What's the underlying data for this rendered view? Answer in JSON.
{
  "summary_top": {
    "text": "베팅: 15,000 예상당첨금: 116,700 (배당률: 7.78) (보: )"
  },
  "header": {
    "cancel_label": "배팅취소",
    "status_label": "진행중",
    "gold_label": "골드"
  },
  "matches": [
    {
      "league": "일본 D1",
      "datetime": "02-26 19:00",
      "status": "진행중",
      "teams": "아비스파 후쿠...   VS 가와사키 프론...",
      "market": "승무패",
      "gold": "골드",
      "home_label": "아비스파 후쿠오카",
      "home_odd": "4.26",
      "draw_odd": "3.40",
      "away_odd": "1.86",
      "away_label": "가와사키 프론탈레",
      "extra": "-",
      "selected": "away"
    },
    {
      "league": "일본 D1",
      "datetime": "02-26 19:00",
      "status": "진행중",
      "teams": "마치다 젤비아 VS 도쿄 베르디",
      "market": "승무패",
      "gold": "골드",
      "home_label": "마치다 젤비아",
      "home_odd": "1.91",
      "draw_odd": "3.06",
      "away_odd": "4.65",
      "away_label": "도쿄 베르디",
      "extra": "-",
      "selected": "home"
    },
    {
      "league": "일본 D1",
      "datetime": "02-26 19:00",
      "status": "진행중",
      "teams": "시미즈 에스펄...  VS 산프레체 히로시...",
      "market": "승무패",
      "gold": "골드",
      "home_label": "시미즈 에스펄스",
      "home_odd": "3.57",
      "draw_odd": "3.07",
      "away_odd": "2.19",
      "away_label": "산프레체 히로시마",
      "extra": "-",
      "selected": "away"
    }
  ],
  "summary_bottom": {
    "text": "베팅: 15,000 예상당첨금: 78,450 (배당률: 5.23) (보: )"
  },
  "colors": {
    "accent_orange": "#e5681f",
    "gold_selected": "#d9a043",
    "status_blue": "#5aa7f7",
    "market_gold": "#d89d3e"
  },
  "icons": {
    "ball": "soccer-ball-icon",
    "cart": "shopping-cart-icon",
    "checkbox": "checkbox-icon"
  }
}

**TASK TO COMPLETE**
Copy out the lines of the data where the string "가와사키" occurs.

**ANSWER**
      "teams": "아비스파 후쿠...   VS 가와사키 프론...",
      "away_label": "가와사키 프론탈레",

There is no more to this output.